__Prompt__
Each line below has to be set down again exactly.

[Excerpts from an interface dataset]

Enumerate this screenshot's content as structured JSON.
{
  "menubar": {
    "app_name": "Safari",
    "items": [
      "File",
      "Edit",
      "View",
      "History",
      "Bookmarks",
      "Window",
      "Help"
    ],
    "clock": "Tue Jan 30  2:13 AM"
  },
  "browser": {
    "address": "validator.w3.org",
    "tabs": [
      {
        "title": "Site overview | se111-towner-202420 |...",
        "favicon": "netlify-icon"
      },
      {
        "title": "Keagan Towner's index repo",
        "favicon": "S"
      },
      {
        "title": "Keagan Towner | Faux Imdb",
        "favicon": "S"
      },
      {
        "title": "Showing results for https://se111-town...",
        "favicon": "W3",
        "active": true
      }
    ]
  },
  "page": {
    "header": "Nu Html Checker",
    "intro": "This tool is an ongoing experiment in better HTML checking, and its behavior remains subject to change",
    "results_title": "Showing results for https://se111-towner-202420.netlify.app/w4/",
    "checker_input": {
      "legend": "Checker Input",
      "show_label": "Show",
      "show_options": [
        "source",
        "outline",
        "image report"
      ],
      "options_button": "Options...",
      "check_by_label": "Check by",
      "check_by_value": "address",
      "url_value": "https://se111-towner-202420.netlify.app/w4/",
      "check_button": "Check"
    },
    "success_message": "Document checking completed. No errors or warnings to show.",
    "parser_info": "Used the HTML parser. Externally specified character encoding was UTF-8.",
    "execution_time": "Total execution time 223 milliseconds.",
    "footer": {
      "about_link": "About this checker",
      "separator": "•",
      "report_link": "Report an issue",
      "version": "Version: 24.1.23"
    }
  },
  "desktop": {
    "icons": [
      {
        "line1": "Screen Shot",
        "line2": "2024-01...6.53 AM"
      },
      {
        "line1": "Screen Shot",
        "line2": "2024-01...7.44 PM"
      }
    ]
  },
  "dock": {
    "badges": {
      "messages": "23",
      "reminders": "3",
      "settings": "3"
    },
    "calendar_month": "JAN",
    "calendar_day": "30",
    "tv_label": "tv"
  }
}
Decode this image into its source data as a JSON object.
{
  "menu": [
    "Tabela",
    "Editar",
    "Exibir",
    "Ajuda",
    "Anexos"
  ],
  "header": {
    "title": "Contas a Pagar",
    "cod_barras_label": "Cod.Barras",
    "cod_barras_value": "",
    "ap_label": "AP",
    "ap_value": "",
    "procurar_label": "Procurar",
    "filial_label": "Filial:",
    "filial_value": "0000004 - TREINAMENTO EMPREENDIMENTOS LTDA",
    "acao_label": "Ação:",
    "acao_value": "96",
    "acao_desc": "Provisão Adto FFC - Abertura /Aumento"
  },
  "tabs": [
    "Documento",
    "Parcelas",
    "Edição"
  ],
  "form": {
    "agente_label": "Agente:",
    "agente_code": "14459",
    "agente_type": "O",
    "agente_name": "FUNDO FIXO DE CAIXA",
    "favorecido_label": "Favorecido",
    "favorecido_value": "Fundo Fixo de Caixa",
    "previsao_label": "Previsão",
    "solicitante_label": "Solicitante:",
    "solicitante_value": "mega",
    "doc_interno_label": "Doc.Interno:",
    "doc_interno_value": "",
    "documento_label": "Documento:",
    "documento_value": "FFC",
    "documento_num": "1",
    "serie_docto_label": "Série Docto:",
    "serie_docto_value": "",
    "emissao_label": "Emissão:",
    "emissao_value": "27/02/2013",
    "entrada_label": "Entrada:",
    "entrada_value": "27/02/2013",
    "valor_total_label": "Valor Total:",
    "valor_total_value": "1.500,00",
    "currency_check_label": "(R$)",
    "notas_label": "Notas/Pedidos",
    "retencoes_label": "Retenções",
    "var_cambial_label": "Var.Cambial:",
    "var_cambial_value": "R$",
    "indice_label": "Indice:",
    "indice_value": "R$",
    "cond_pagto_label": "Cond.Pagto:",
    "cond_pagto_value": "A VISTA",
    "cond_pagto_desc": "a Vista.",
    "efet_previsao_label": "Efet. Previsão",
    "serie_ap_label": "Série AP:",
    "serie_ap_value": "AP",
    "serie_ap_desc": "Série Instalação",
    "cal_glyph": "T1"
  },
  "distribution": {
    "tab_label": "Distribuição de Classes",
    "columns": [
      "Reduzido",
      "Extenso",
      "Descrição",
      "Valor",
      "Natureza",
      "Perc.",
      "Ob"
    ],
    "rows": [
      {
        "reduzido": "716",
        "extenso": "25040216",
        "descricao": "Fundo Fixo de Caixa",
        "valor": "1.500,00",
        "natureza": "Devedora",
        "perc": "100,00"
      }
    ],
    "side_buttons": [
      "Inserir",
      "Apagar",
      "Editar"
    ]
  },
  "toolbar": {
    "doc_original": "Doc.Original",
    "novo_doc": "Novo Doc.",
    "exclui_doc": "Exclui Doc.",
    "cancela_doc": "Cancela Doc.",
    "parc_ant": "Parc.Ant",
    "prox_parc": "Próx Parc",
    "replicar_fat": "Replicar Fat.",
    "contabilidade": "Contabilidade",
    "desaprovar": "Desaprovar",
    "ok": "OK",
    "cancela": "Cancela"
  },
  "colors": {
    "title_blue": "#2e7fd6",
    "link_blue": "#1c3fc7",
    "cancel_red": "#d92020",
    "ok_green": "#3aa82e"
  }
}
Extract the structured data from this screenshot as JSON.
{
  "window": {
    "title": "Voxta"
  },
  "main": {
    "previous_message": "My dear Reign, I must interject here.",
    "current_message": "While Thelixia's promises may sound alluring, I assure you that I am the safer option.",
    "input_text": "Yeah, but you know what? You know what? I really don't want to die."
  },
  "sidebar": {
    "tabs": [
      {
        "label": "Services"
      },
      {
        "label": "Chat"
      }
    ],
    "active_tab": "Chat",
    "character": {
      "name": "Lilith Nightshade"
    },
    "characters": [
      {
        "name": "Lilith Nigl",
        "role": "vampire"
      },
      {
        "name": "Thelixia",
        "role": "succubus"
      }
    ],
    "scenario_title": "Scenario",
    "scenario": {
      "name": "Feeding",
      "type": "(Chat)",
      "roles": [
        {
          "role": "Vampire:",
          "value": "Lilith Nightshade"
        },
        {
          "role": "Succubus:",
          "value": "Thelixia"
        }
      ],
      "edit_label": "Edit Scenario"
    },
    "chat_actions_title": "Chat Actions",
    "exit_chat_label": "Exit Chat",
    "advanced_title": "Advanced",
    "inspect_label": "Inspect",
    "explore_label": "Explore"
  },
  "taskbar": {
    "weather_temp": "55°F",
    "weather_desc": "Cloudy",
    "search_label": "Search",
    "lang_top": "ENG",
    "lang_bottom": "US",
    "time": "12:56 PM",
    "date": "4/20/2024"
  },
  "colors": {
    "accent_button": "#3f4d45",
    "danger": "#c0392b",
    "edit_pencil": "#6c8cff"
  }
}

__Your response__
Enumerate this screenshot's content as structured JSON.
{
  "menubar": {
    "app_name": "Safari",
    "items": [
      "File",
      "Edit",
      "View",
      "History",
      "Bookmarks",
      "Window",
      "Help"
    ],
    "clock": "Tue Jan 30  2:13 AM"
  },
  "browser": {
    "address": "validator.w3.org",
    "tabs": [
      {
        "title": "Site overview | se111-towner-202420 |...",
        "favicon": "netlify-icon"
      },
      {
        "title": "Keagan Towner's index repo",
        "favicon": "S"
      },
      {
        "title": "Keagan Towner | Faux Imdb",
        "favicon": "S"
      },
      {
        "title": "Showing results for https://se111-town...",
        "favicon": "W3",
        "active": true
      }
    ]
  },
  "page": {
    "header": "Nu Html Checker",
    "intro": "This tool is an ongoing experiment in better HTML checking, and its behavior remains subject to change",
    "results_title": "Showing results for https://se111-towner-202420.netlify.app/w4/",
    "checker_input": {
      "legend": "Checker Input",
      "show_label": "Show",
      "show_options": [
        "source",
        "outline",
        "image report"
      ],
      "options_button": "Options...",
      "check_by_label": "Check by",
      "check_by_value": "address",
      "url_value": "https://se111-towner-202420.netlify.app/w4/",
      "check_button": "Check"
    },
    "success_message": "Document checking completed. No errors or warnings to show.",
    "parser_info": "Used the HTML parser. Externally specified character encoding was UTF-8.",
    "execution_time": "Total execution time 223 milliseconds.",
    "footer": {
      "about_link": "About this checker",
      "separator": "•",
      "report_link": "Report an issue",
      "version": "Version: 24.1.23"
    }
  },
  "desktop": {
    "icons": [
      {
        "line1": "Screen Shot",
        "line2": "2024-01...6.53 AM"
      },
      {
        "line1": "Screen Shot",
        "line2": "2024-01...7.44 PM"
      }
    ]
  },
  "dock": {
    "badges": {
      "messages": "23",
      "reminders": "3",
      "settings": "3"
    },
    "calendar_month": "JAN",
    "calendar_day": "30",
    "tv_label": "tv"
  }
}
Decode this image into its source data as a JSON object.
{
  "menu": [
    "Tabela",
    "Editar",
    "Exibir",
    "Ajuda",
    "Anexos"
  ],
  "header": {
    "title": "Contas a Pagar",
    "cod_barras_label": "Cod.Barras",
    "cod_barras_value": "",
    "ap_label": "AP",
    "ap_value": "",
    "procurar_label": "Procurar",
    "filial_label": "Filial:",
    "filial_value": "0000004 - TREINAMENTO EMPREENDIMENTOS LTDA",
    "acao_label": "Ação:",
    "acao_value": "96",
    "acao_desc": "Provisão Adto FFC - Abertura /Aumento"
  },
  "tabs": [
    "Documento",
    "Parcelas",
    "Edição"
  ],
  "form": {
    "agente_label": "Agente:",
    "agente_code": "14459",
    "agente_type": "O",
    "agente_name": "FUNDO FIXO DE CAIXA",
    "favorecido_label": "Favorecido",
    "favorecido_value": "Fundo Fixo de Caixa",
    "previsao_label": "Previsão",
    "solicitante_label": "Solicitante:",
    "solicitante_value": "mega",
    "doc_interno_label": "Doc.Interno:",
    "doc_interno_value": "",
    "documento_label": "Documento:",
    "documento_value": "FFC",
    "documento_num": "1",
    "serie_docto_label": "Série Docto:",
    "serie_docto_value": "",
    "emissao_label": "Emissão:",
    "emissao_value": "27/02/2013",
    "entrada_label": "Entrada:",
    "entrada_value": "27/02/2013",
    "valor_total_label": "Valor Total:",
    "valor_total_value": "1.500,00",
    "currency_check_label": "(R$)",
    "notas_label": "Notas/Pedidos",
    "retencoes_label": "Retenções",
    "var_cambial_label": "Var.Cambial:",
    "var_cambial_value": "R$",
    "indice_label": "Indice:",
    "indice_value": "R$",
    "cond_pagto_label": "Cond.Pagto:",
    "cond_pagto_value": "A VISTA",
    "cond_pagto_desc": "a Vista.",
    "efet_previsao_label": "Efet. Previsão",
    "serie_ap_label": "Série AP:",
    "serie_ap_value": "AP",
    "serie_ap_desc": "Série Instalação",
    "cal_glyph": "T1"
  },
  "distribution": {
    "tab_label": "Distribuição de Classes",
    "columns": [
      "Reduzido",
      "Extenso",
      "Descrição",
      "Valor",
      "Natureza",
      "Perc.",
      "Ob"
    ],
    "rows": [
      {
        "reduzido": "716",
        "extenso": "25040216",
        "descricao": "Fundo Fixo de Caixa",
        "valor": "1.500,00",
        "natureza": "Devedora",
        "perc": "100,00"
      }
    ],
    "side_buttons": [
      "Inserir",
      "Apagar",
      "Editar"
    ]
  },
  "toolbar": {
    "doc_original": "Doc.Original",
    "novo_doc": "Novo Doc.",
    "exclui_doc": "Exclui Doc.",
    "cancela_doc": "Cancela Doc.",
    "parc_ant": "Parc.Ant",
    "prox_parc": "Próx Parc",
    "replicar_fat": "Replicar Fat.",
    "contabilidade": "Contabilidade",
    "desaprovar": "Desaprovar",
    "ok": "OK",
    "cancela": "Cancela"
  },
  "colors": {
    "title_blue": "#2e7fd6",
    "link_blue": "#1c3fc7",
    "cancel_red": "#d92020",
    "ok_green": "#3aa82e"
  }
}
Extract the structured data from this screenshot as JSON.
{
  "window": {
    "title": "Voxta"
  },
  "main": {
    "previous_message": "My dear Reign, I must interject here.",
    "current_message": "While Thelixia's promises may sound alluring, I assure you that I am the safer option.",
    "input_text": "Yeah, but you know what? You know what? I really don't want to die."
  },
  "sidebar": {
    "tabs": [
      {
        "label": "Services"
      },
      {
        "label": "Chat"
      }
    ],
    "active_tab": "Chat",
    "character": {
      "name": "Lilith Nightshade"
    },
    "characters": [
      {
        "name": "Lilith Nigl",
        "role": "vampire"
      },
      {
        "name": "Thelixia",
        "role": "succubus"
      }
    ],
    "scenario_title": "Scenario",
    "scenario": {
      "name": "Feeding",
      "type": "(Chat)",
      "roles": [
        {
          "role": "Vampire:",
          "value": "Lilith Nightshade"
        },
        {
          "role": "Succubus:",
          "value": "Thelixia"
        }
      ],
      "edit_label": "Edit Scenario"
    },
    "chat_actions_title": "Chat Actions",
    "exit_chat_label": "Exit Chat",
    "advanced_title": "Advanced",
    "inspect_label": "Inspect",
    "explore_label": "Explore"
  },
  "taskbar": {
    "weather_temp": "55°F",
    "weather_desc": "Cloudy",
    "search_label": "Search",
    "lang_top": "ENG",
    "lang_bottom": "US",
    "time": "12:56 PM",
    "date": "4/20/2024"
  },
  "colors": {
    "accent_button": "#3f4d45",
    "danger": "#c0392b",
    "edit_pencil": "#6c8cff"
  }
}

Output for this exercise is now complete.